Data records:

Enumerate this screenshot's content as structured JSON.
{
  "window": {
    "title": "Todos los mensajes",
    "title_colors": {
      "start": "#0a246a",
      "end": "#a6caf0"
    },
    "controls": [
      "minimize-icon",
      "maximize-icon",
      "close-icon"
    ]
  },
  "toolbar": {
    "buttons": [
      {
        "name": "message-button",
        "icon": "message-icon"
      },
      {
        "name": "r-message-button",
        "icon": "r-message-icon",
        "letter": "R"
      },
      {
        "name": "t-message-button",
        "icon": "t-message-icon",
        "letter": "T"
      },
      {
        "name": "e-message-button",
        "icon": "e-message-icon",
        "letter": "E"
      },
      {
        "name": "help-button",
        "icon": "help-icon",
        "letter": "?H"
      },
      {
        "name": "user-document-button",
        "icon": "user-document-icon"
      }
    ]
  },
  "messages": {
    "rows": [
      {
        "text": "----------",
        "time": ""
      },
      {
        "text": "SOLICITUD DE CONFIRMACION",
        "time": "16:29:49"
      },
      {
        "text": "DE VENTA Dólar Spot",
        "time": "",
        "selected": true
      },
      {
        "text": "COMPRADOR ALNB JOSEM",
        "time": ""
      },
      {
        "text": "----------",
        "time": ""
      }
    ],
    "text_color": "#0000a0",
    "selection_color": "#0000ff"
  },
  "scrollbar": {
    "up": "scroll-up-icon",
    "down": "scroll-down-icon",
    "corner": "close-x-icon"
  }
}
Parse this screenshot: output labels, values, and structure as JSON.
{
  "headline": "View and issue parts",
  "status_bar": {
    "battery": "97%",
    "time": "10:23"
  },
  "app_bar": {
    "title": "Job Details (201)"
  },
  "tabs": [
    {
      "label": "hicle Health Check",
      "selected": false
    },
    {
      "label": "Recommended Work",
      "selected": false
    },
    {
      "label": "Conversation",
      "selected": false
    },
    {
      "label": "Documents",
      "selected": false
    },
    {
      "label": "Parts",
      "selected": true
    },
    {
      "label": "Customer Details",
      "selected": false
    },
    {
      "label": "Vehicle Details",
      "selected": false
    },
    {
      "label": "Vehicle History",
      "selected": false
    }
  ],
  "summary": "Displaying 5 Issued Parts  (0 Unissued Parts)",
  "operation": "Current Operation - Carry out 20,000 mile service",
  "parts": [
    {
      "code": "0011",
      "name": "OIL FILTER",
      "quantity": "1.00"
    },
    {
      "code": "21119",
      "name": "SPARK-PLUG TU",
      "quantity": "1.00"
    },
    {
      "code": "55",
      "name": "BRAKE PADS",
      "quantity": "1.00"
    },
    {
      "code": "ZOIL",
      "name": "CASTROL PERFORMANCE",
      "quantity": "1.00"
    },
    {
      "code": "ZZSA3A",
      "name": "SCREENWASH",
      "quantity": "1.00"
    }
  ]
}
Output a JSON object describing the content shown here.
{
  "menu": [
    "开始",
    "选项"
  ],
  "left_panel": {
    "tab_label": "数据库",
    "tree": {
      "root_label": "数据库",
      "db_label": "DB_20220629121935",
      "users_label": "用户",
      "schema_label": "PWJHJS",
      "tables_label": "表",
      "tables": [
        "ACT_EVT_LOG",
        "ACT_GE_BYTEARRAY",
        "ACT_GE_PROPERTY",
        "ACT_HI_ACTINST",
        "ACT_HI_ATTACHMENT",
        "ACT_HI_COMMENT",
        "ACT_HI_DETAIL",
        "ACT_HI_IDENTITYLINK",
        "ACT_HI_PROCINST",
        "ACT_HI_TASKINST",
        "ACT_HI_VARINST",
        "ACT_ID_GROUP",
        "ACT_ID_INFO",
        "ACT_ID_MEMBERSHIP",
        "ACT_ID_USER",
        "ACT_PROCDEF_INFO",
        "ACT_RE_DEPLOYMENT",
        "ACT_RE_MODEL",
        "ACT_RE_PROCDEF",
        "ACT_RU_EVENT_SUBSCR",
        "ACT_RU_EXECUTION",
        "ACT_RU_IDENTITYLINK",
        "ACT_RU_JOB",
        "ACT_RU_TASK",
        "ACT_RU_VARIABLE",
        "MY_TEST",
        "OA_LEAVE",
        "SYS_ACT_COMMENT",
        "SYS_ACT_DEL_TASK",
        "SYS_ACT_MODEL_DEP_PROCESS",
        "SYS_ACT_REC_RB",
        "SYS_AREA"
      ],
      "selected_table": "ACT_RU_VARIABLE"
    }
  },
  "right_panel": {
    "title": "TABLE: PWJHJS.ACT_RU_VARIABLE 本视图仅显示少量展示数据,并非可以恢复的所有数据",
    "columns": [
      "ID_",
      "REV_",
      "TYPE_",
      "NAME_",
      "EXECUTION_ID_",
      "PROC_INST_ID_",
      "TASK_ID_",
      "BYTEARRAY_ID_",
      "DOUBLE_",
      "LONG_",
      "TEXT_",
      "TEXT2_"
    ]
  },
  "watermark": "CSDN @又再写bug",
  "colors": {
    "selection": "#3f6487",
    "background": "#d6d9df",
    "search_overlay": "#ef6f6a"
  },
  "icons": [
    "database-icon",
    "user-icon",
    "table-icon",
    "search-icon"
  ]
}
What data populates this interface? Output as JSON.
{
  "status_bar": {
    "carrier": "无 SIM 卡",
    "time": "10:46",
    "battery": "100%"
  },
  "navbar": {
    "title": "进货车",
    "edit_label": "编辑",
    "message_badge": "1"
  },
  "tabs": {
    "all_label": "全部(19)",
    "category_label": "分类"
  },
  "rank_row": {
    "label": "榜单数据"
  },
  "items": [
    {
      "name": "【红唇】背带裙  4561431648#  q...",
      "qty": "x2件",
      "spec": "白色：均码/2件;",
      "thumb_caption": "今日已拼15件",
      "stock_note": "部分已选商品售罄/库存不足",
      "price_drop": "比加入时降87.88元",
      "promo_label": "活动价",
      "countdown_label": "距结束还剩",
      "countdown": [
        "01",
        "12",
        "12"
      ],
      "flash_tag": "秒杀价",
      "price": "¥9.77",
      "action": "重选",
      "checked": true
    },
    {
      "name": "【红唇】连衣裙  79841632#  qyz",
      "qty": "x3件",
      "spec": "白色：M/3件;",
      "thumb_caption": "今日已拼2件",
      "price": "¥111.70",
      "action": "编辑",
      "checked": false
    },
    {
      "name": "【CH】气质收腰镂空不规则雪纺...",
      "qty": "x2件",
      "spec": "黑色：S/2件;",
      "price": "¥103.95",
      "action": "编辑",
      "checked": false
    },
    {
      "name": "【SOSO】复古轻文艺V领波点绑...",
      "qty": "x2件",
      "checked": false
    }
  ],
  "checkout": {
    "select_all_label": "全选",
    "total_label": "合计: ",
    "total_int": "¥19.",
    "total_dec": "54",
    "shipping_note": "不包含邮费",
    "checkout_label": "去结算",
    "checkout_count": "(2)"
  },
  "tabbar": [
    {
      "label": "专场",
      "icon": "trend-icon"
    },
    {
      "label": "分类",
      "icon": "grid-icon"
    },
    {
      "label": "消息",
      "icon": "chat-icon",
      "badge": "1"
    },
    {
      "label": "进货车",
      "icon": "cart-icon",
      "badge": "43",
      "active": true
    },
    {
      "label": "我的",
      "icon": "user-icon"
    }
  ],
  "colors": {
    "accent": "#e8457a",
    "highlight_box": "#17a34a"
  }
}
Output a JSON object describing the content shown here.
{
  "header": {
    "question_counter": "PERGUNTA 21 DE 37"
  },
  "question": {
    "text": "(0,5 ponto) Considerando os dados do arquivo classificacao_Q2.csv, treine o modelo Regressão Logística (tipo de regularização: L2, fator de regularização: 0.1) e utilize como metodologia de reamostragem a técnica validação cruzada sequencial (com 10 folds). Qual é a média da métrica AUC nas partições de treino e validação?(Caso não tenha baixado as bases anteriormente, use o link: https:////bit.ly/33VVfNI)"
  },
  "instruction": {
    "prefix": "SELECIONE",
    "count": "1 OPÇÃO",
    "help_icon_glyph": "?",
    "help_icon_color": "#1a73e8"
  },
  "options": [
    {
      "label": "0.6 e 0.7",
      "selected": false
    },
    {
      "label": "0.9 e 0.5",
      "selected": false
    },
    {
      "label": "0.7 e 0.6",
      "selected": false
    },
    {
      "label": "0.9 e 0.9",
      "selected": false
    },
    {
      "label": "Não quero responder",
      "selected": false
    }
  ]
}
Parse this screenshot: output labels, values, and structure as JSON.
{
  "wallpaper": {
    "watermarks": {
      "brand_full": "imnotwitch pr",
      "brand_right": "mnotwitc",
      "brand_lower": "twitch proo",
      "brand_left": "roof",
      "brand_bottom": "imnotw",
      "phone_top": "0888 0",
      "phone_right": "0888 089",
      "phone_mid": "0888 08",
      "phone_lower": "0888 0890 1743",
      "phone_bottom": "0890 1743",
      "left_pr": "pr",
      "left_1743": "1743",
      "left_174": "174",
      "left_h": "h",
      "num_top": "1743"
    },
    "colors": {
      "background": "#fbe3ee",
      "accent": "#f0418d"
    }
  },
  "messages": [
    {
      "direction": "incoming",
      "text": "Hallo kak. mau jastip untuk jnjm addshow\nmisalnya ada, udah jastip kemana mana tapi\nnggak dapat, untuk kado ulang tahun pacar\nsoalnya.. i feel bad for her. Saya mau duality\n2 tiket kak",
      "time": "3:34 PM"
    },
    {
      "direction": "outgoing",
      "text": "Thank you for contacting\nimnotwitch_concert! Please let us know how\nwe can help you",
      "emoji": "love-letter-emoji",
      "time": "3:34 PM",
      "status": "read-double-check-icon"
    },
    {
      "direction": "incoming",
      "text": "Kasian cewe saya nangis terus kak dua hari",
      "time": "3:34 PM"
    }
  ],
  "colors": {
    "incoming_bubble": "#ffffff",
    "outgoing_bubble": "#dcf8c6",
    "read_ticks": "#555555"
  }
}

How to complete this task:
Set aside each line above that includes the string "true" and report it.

Solution:
        "selected": true
      "selected": true
      "checked": true
      "active": true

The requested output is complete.